- Hunting knife blade blank with a partial tang
- Safety goggles
- Dust mask
- Course, medium, and fine sandpaper (optional depending upon your exact project scope)
- Rawhide (optional)
As you’ll be working with a blade blank, the bulk of this project is in making the handle and then attaching it to the blade. You may need to follow up with sharpening the blade to get your blade as sharp as you prefer, though most blade blanks do come at least semi-sharp.
Antler is a great material for handmade knife handles as you can work with the crown end for a very distinctive look, or work with a thicker inner curve, lightly sanding and oiling the antler for a sleeker look. It's also a great way to put that quite trophy worthy set of antlers you've been keeping to good use.
The ideal section of antler to use for the handle will be the thickest section that is below the first fork and the crown (where it connects to the deer’s head.) The next ideal section is from between that first fork and the second fork (as it will, generally, be thicker.)
With a pencil, mark where the antler will need to be cut and then cut along that line using your hacksaw. Next, you’ll need to hollow out the center of the antler using your drill. Be sure that it’s hollowed deep enough to accommodate the length of the tang and wide enough to allow room for the epoxy and the width of the tang.
NOTE: Be sure to where safety goggles and a dusk mask while cutting and drilling the antler. That dust is nasty and you don’t need to get it in your lungs or eyes.
Place the epoxy or natural glue into the hollow of the antler and then insert the tang. Wipe off any excess epoxy and allow the knife to dry. This step can take a few days in order for the epoxy to fully dry. Once dry, your handmade hunting knife is essentially done. If you used an inner antler piece, you may want to sand it lightly in order to smooth the end, following up with a light coat of oil or carnauba wax to afford it some extra protection.
You can also finish off the knife with rawhide, wrapping it around the meeting point of the blade and antler. While this does offer some additional securing of the handle and the blade, it is mostly aesthetic. The rawhide will need a day or so to dry but then you can immediately begin using your new custom hunting knife.
There’s a lot of information to consider when looking at how to make a hunting knife. There are a variety of materials that you can use -from premade blade blanks and handle scales to reclaimed metal that you shape and forge yourself- and appropriate methods and techniques that go along with each type of material. But, even the simplest method of making a hunting knife can be a satisfying project, providing you with a great looking one of a kind knife that you can take pride in knowing that you made yourself. Beginning knife makers will be off to a great start following our instructions on making a knife with an antler handle and will have a better idea of what’s in store for them should they choose a more complicated method to make next.
In terms of ease of construction, after making the knife outlined above, you may enjoy making a full tang hunting knife with hardwood scales. You can start with a knife blade blank and focus your energies and creativity on designing and shaping the perfect handle to fit your hand.

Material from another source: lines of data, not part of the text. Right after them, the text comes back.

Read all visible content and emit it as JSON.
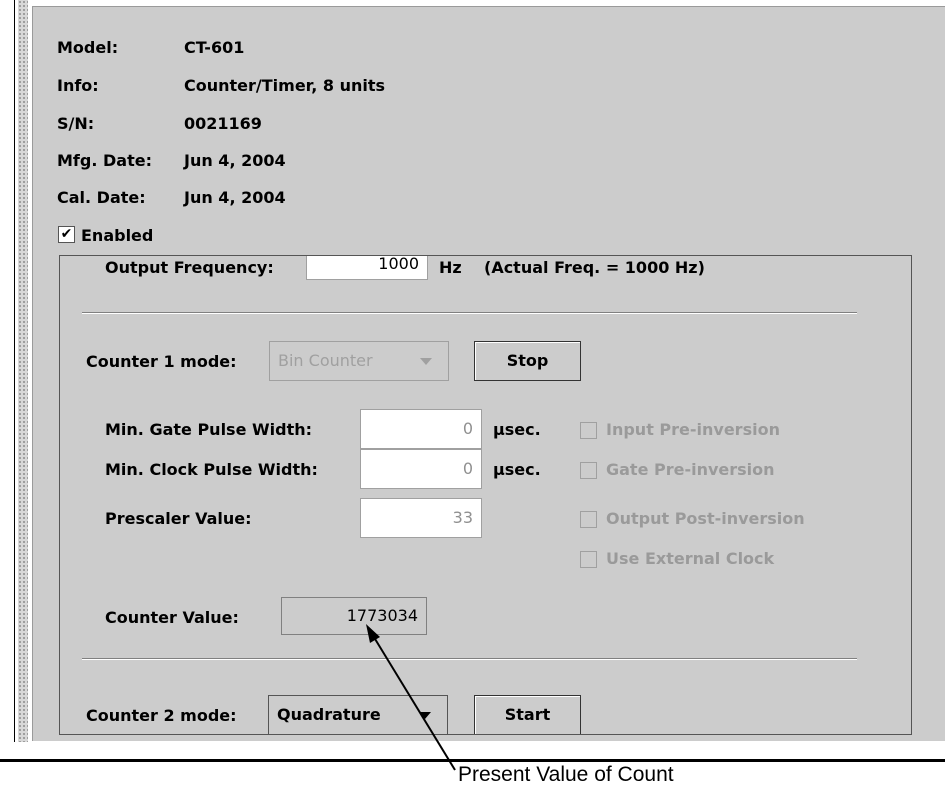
{
  "device_info": {
    "rows": [
      {
        "label": "Model:",
        "value": "CT-601"
      },
      {
        "label": "Info:",
        "value": "Counter/Timer, 8 units"
      },
      {
        "label": "S/N:",
        "value": "0021169"
      },
      {
        "label": "Mfg. Date:",
        "value": "Jun 4, 2004"
      },
      {
        "label": "Cal. Date:",
        "value": "Jun 4, 2004"
      }
    ],
    "enabled_label": "Enabled",
    "enabled_check": "✔"
  },
  "output": {
    "label": "Output Frequency:",
    "value": "1000",
    "unit": "Hz",
    "actual": "(Actual Freq. = 1000 Hz)"
  },
  "counter1": {
    "mode_label": "Counter 1 mode:",
    "mode_value": "Bin Counter",
    "button_label": "Stop",
    "gate_label": "Min. Gate Pulse Width:",
    "gate_value": "0",
    "gate_unit": "µsec.",
    "clock_label": "Min. Clock Pulse Width:",
    "clock_value": "0",
    "clock_unit": "µsec.",
    "prescaler_label": "Prescaler Value:",
    "prescaler_value": "33",
    "options": [
      "Input Pre-inversion",
      "Gate Pre-inversion",
      "Output Post-inversion",
      "Use External Clock"
    ],
    "counter_value_label": "Counter Value:",
    "counter_value": "1773034"
  },
  "counter2": {
    "mode_label": "Counter 2 mode:",
    "mode_value": "Quadrature",
    "button_label": "Start"
  },
  "annotation": {
    "text": "Present Value of Count"
  }
}
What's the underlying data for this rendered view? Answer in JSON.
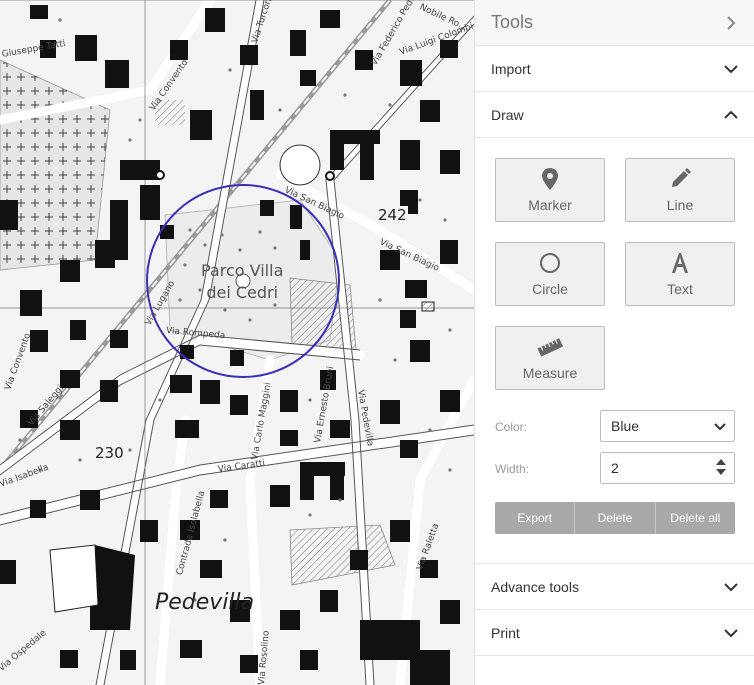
{
  "map": {
    "park_label_line1": "Parco Villa",
    "park_label_line2": "dei Cedri",
    "place_label": "Pedevilla",
    "elevations": [
      "242",
      "230"
    ],
    "streets": {
      "turconi": "Via Turconi",
      "convento": "Via Convento",
      "tatti": "Giuseppe Tatti",
      "federico": "Via Federico Pedotti",
      "nobile": "Nobile Ro...",
      "colombi": "Via Luigi Colombi",
      "san_biagio": "Via San Biagio",
      "san_biagio2": "Via San Biagio",
      "lugano": "Via Lugano",
      "rompeda": "Via Rompeda",
      "convento2": "Via Convento",
      "saleggi": "Via Saleggi",
      "pedevilla": "Via Pedevilla",
      "ernesto": "Via Ernesto Bruni",
      "carlo": "Via Carlo Maggini",
      "caratti": "Via Caratti",
      "isabella": "Via Isabella",
      "contrada": "Contrada Isolabella",
      "raletta": "Via Raletta",
      "ospedale": "Via Ospedale",
      "rosolino": "Via Rosolino"
    }
  },
  "panel": {
    "title": "Tools",
    "sections": {
      "import": "Import",
      "draw": "Draw",
      "advance": "Advance tools",
      "print": "Print"
    },
    "tools": {
      "marker": "Marker",
      "line": "Line",
      "circle": "Circle",
      "text": "Text",
      "measure": "Measure"
    },
    "form": {
      "color_label": "Color:",
      "color_value": "Blue",
      "width_label": "Width:",
      "width_value": "2"
    },
    "actions": {
      "export": "Export",
      "delete": "Delete",
      "delete_all": "Delete all"
    },
    "colors": {
      "circle": "#3a2fb8",
      "button_bar": "#a9a9a9"
    }
  }
}
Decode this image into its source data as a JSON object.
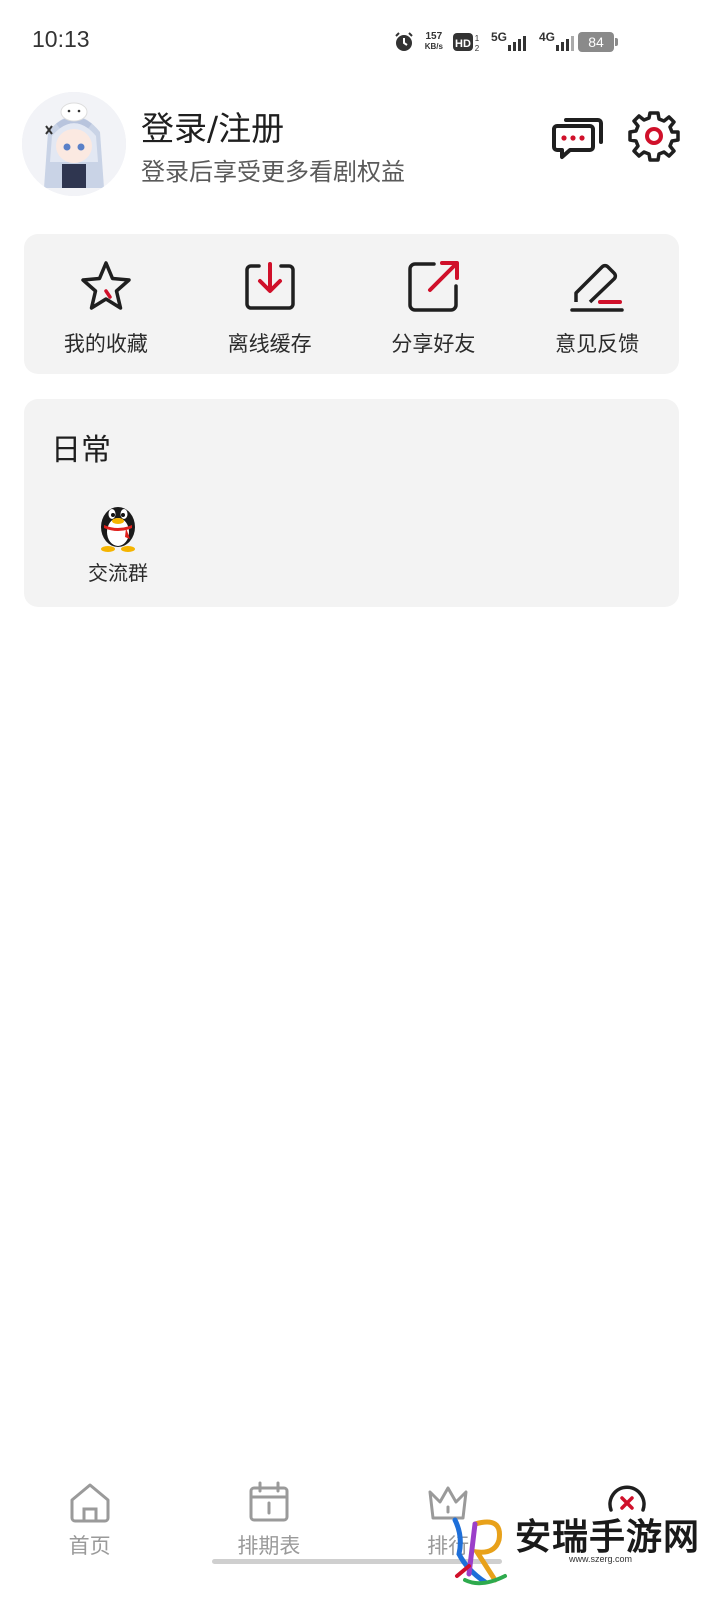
{
  "status_bar": {
    "time": "10:13",
    "net_speed_value": "157",
    "net_speed_unit": "KB/s",
    "signal_1": "5G",
    "signal_2": "4G",
    "battery": "84",
    "icons": [
      "alarm-icon",
      "hd-icon",
      "signal-5g-icon",
      "signal-4g-icon",
      "wifi-icon",
      "battery-icon"
    ]
  },
  "profile": {
    "title": "登录/注册",
    "subtitle": "登录后享受更多看剧权益",
    "icons": [
      "message-icon",
      "gear-icon"
    ]
  },
  "quick_actions": [
    {
      "label": "我的收藏",
      "icon": "star-icon"
    },
    {
      "label": "离线缓存",
      "icon": "download-icon"
    },
    {
      "label": "分享好友",
      "icon": "share-icon"
    },
    {
      "label": "意见反馈",
      "icon": "edit-icon"
    }
  ],
  "daily": {
    "title": "日常",
    "items": [
      {
        "label": "交流群",
        "icon": "qq-penguin-icon"
      }
    ]
  },
  "bottom_nav": [
    {
      "label": "首页",
      "icon": "home-icon"
    },
    {
      "label": "排期表",
      "icon": "calendar-icon"
    },
    {
      "label": "排行",
      "icon": "crown-icon"
    },
    {
      "label": "",
      "icon": "profile-icon"
    }
  ],
  "watermark": {
    "text": "安瑞手游网",
    "url": "www.szerg.com"
  },
  "colors": {
    "accent": "#d0102a",
    "card_bg": "#f3f3f3",
    "icon_dark": "#1f1f1f",
    "nav_inactive": "#9a9a9a"
  }
}
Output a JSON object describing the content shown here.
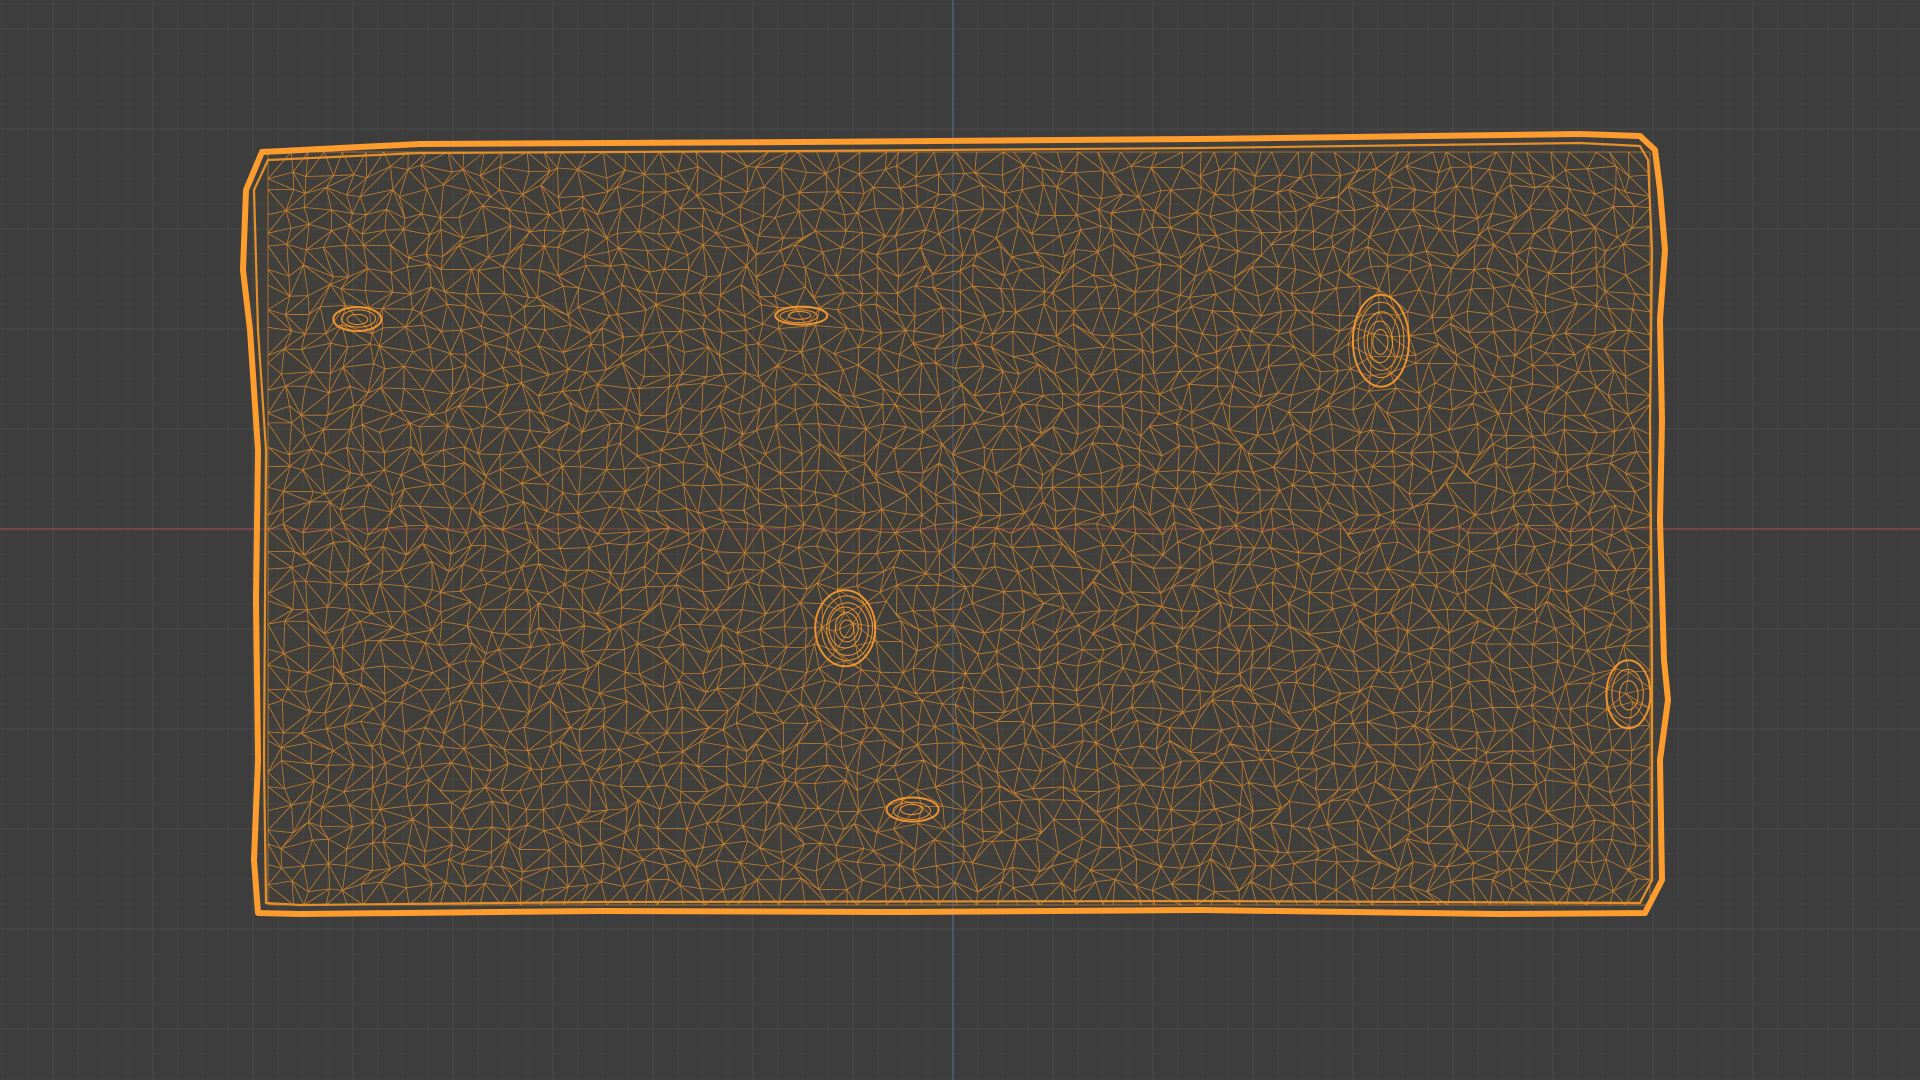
{
  "viewport": {
    "background_color": "#3d3d3d",
    "grid_minor_color": "#444444",
    "grid_major_color": "#4b4b4b",
    "x_axis_color": "#9a4a52",
    "y_axis_color": "#4e6c94"
  },
  "object": {
    "display_mode": "wireframe",
    "wire_color": "#e58f2a",
    "edge_highlight_color": "#ff9c2e",
    "features": [
      "hole-upper-right",
      "hole-center-left",
      "dent-upper-left",
      "dent-upper-center",
      "dent-bottom-center",
      "bump-right-edge"
    ]
  }
}
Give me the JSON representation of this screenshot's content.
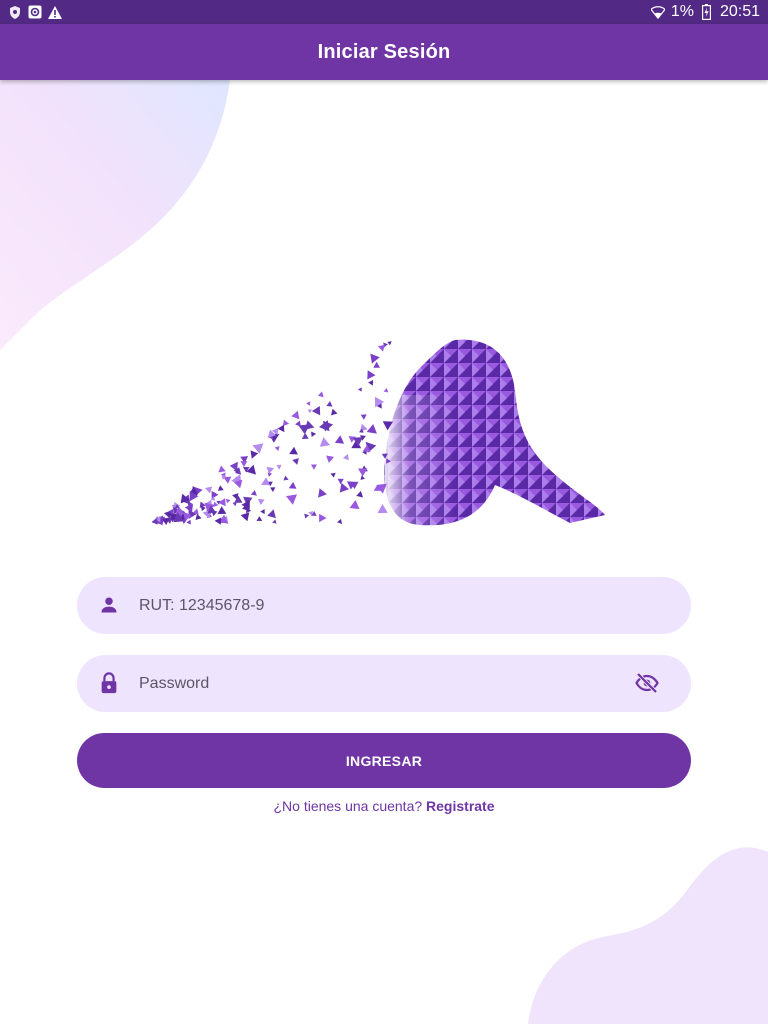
{
  "status_bar": {
    "battery": "1%",
    "time": "20:51",
    "icons": [
      "shield-icon",
      "screenshot-icon",
      "warning-icon",
      "wifi-icon",
      "battery-charging-icon"
    ]
  },
  "app_bar": {
    "title": "Iniciar Sesión"
  },
  "form": {
    "rut": {
      "placeholder": "RUT: 12345678-9",
      "value": "",
      "icon": "person-icon"
    },
    "password": {
      "placeholder": "Password",
      "value": "",
      "icon": "lock-icon",
      "toggle_icon": "visibility-off-icon"
    },
    "login_label": "INGRESAR"
  },
  "signup": {
    "prompt": "¿No tienes una cuenta?",
    "link": "Registrate"
  },
  "colors": {
    "primary": "#6f35a5",
    "field_bg": "#efe4fd",
    "status_bar": "#522a85"
  }
}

This project is a bit more intensive, as you’ll need to work with a jigsaw, but from there you’ll be able to work your way up to making the blade by hand, too.
How to Make a Hunting Knife Conclusion
Regardless of what method you use, a handmade hunting knife is something to be proud of and a functional tool that can easily outlast you if made properly. Knowing how to make a hunting knife is a great skill to add to your self-sufficiency skill set and another way that you can make some money to support an off-grid wilderness lifestyle.